**Task brief:** Please reproduce the records, omitting nothing and changing nothing.

Exercise data START

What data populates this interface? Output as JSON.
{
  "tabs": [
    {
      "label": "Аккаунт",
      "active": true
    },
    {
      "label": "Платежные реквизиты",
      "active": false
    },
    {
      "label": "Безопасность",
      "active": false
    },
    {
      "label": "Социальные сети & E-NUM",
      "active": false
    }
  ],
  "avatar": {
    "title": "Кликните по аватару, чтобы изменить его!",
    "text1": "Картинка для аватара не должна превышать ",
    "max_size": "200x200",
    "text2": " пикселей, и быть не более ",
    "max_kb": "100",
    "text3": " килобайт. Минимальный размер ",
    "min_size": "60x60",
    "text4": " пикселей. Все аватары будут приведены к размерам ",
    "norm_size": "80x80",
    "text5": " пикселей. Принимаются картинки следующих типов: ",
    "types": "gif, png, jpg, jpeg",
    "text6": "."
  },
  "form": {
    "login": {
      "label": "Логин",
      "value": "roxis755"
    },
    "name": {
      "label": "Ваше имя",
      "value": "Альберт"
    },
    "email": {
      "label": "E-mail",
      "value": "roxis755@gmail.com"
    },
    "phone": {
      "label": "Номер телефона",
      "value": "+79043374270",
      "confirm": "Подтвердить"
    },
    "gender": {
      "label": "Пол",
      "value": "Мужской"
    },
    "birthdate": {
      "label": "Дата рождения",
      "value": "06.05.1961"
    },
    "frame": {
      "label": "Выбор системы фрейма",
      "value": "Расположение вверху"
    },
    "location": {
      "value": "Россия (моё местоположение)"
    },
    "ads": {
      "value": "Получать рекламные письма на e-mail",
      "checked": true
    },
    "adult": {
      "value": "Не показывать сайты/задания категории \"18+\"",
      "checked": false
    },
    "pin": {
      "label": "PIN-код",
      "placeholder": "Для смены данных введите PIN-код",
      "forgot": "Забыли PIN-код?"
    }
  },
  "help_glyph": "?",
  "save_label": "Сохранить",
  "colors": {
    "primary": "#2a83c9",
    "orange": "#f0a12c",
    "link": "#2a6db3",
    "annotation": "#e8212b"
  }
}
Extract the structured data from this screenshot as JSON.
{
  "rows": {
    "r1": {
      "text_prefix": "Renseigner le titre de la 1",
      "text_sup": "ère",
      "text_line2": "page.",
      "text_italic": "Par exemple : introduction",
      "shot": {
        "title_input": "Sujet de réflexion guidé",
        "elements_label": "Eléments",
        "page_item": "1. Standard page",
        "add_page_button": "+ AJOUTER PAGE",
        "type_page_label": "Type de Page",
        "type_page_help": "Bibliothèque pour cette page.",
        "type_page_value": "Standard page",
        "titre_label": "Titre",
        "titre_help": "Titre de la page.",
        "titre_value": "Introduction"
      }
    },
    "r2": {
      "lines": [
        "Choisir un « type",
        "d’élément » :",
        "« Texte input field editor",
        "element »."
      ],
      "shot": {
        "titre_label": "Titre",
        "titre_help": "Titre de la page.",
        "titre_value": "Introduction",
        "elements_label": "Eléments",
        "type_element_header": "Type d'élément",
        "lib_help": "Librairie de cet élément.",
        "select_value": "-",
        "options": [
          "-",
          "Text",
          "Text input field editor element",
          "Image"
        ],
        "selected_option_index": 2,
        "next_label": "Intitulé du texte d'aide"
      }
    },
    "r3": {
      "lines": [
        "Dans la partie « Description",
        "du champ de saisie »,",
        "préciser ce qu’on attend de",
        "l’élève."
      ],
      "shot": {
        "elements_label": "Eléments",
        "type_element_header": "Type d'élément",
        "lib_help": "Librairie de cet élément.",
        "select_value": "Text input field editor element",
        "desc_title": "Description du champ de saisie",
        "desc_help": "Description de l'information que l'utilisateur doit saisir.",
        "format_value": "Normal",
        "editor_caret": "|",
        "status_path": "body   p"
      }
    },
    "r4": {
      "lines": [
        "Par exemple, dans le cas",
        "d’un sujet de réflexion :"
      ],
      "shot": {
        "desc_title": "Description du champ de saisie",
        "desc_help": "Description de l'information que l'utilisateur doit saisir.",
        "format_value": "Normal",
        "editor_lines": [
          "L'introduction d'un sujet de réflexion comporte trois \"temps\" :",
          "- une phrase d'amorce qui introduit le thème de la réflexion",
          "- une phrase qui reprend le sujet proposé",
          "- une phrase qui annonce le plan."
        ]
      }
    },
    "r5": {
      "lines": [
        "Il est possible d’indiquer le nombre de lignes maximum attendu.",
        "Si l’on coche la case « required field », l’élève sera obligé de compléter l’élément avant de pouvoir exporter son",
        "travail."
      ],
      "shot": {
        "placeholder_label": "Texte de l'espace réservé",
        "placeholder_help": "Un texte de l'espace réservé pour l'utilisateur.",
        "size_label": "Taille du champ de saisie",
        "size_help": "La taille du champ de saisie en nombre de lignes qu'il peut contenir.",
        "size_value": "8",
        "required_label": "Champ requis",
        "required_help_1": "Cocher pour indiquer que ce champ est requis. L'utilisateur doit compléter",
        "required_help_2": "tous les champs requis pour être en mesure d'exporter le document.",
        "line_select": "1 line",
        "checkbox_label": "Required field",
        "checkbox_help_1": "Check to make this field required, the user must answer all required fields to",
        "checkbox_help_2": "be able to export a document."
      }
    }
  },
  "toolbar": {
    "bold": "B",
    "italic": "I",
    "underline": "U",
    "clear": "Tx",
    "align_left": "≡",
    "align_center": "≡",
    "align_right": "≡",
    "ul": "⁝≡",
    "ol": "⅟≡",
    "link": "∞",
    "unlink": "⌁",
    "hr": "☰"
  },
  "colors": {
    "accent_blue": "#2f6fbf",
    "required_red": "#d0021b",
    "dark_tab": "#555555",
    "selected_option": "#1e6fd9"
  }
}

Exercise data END

**Written solution:**
What data populates this interface? Output as JSON.
{
  "tabs": [
    {
      "label": "Аккаунт",
      "active": true
    },
    {
      "label": "Платежные реквизиты",
      "active": false
    },
    {
      "label": "Безопасность",
      "active": false
    },
    {
      "label": "Социальные сети & E-NUM",
      "active": false
    }
  ],
  "avatar": {
    "title": "Кликните по аватару, чтобы изменить его!",
    "text1": "Картинка для аватара не должна превышать ",
    "max_size": "200x200",
    "text2": " пикселей, и быть не более ",
    "max_kb": "100",
    "text3": " килобайт. Минимальный размер ",
    "min_size": "60x60",
    "text4": " пикселей. Все аватары будут приведены к размерам ",
    "norm_size": "80x80",
    "text5": " пикселей. Принимаются картинки следующих типов: ",
    "types": "gif, png, jpg, jpeg",
    "text6": "."
  },
  "form": {
    "login": {
      "label": "Логин",
      "value": "roxis755"
    },
    "name": {
      "label": "Ваше имя",
      "value": "Альберт"
    },
    "email": {
      "label": "E-mail",
      "value": "roxis755@gmail.com"
    },
    "phone": {
      "label": "Номер телефона",
      "value": "+79043374270",
      "confirm": "Подтвердить"
    },
    "gender": {
      "label": "Пол",
      "value": "Мужской"
    },
    "birthdate": {
      "label": "Дата рождения",
      "value": "06.05.1961"
    },
    "frame": {
      "label": "Выбор системы фрейма",
      "value": "Расположение вверху"
    },
    "location": {
      "value": "Россия (моё местоположение)"
    },
    "ads": {
      "value": "Получать рекламные письма на e-mail",
      "checked": true
    },
    "adult": {
      "value": "Не показывать сайты/задания категории \"18+\"",
      "checked": false
    },
    "pin": {
      "label": "PIN-код",
      "placeholder": "Для смены данных введите PIN-код",
      "forgot": "Забыли PIN-код?"
    }
  },
  "help_glyph": "?",
  "save_label": "Сохранить",
  "colors": {
    "primary": "#2a83c9",
    "orange": "#f0a12c",
    "link": "#2a6db3",
    "annotation": "#e8212b"
  }
}
Extract the structured data from this screenshot as JSON.
{
  "rows": {
    "r1": {
      "text_prefix": "Renseigner le titre de la 1",
      "text_sup": "ère",
      "text_line2": "page.",
      "text_italic": "Par exemple : introduction",
      "shot": {
        "title_input": "Sujet de réflexion guidé",
        "elements_label": "Eléments",
        "page_item": "1. Standard page",
        "add_page_button": "+ AJOUTER PAGE",
        "type_page_label": "Type de Page",
        "type_page_help": "Bibliothèque pour cette page.",
        "type_page_value": "Standard page",
        "titre_label": "Titre",
        "titre_help": "Titre de la page.",
        "titre_value": "Introduction"
      }
    },
    "r2": {
      "lines": [
        "Choisir un « type",
        "d’élément » :",
        "« Texte input field editor",
        "element »."
      ],
      "shot": {
        "titre_label": "Titre",
        "titre_help": "Titre de la page.",
        "titre_value": "Introduction",
        "elements_label": "Eléments",
        "type_element_header": "Type d'élément",
        "lib_help": "Librairie de cet élément.",
        "select_value": "-",
        "options": [
          "-",
          "Text",
          "Text input field editor element",
          "Image"
        ],
        "selected_option_index": 2,
        "next_label": "Intitulé du texte d'aide"
      }
    },
    "r3": {
      "lines": [
        "Dans la partie « Description",
        "du champ de saisie »,",
        "préciser ce qu’on attend de",
        "l’élève."
      ],
      "shot": {
        "elements_label": "Eléments",
        "type_element_header": "Type d'élément",
        "lib_help": "Librairie de cet élément.",
        "select_value": "Text input field editor element",
        "desc_title": "Description du champ de saisie",
        "desc_help": "Description de l'information que l'utilisateur doit saisir.",
        "format_value": "Normal",
        "editor_caret": "|",
        "status_path": "body   p"
      }
    },
    "r4": {
      "lines": [
        "Par exemple, dans le cas",
        "d’un sujet de réflexion :"
      ],
      "shot": {
        "desc_title": "Description du champ de saisie",
        "desc_help": "Description de l'information que l'utilisateur doit saisir.",
        "format_value": "Normal",
        "editor_lines": [
          "L'introduction d'un sujet de réflexion comporte trois \"temps\" :",
          "- une phrase d'amorce qui introduit le thème de la réflexion",
          "- une phrase qui reprend le sujet proposé",
          "- une phrase qui annonce le plan."
        ]
      }
    },
    "r5": {
      "lines": [
        "Il est possible d’indiquer le nombre de lignes maximum attendu.",
        "Si l’on coche la case « required field », l’élève sera obligé de compléter l’élément avant de pouvoir exporter son",
        "travail."
      ],
      "shot": {
        "placeholder_label": "Texte de l'espace réservé",
        "placeholder_help": "Un texte de l'espace réservé pour l'utilisateur.",
        "size_label": "Taille du champ de saisie",
        "size_help": "La taille du champ de saisie en nombre de lignes qu'il peut contenir.",
        "size_value": "8",
        "required_label": "Champ requis",
        "required_help_1": "Cocher pour indiquer que ce champ est requis. L'utilisateur doit compléter",
        "required_help_2": "tous les champs requis pour être en mesure d'exporter le document.",
        "line_select": "1 line",
        "checkbox_label": "Required field",
        "checkbox_help_1": "Check to make this field required, the user must answer all required fields to",
        "checkbox_help_2": "be able to export a document."
      }
    }
  },
  "toolbar": {
    "bold": "B",
    "italic": "I",
    "underline": "U",
    "clear": "Tx",
    "align_left": "≡",
    "align_center": "≡",
    "align_right": "≡",
    "ul": "⁝≡",
    "ol": "⅟≡",
    "link": "∞",
    "unlink": "⌁",
    "hr": "☰"
  },
  "colors": {
    "accent_blue": "#2f6fbf",
    "required_red": "#d0021b",
    "dark_tab": "#555555",
    "selected_option": "#1e6fd9"
  }
}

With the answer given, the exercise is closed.